Dataset rows describing interfaces

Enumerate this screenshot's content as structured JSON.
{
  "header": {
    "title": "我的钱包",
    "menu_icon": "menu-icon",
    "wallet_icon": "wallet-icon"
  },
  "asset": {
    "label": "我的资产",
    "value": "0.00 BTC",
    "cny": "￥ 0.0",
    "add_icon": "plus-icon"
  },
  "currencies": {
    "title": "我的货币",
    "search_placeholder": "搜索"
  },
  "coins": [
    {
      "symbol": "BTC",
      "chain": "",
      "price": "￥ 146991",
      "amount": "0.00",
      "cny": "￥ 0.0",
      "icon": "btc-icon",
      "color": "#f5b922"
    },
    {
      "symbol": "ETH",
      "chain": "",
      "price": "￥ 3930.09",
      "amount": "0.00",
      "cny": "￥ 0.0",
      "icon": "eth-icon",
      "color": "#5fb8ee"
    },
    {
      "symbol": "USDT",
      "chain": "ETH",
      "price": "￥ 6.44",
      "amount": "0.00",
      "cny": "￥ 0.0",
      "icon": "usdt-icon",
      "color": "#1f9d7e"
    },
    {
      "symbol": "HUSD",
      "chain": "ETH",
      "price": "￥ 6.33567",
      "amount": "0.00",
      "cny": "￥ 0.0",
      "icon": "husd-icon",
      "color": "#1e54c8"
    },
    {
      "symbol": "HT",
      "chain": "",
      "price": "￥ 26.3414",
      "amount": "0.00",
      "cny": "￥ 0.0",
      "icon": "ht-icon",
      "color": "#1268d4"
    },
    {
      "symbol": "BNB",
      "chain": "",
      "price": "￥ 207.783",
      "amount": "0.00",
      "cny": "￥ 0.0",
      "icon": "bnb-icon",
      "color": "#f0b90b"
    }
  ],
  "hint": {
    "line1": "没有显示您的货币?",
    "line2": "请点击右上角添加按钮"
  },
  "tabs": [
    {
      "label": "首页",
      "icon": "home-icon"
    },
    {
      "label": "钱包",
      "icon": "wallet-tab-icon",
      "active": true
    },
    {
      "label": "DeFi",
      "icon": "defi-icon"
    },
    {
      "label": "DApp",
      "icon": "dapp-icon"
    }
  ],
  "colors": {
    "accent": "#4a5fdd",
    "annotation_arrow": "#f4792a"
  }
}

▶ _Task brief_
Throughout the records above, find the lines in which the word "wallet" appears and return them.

▶ _Solution_
    "wallet_icon": "wallet-icon"
      "icon": "wallet-tab-icon",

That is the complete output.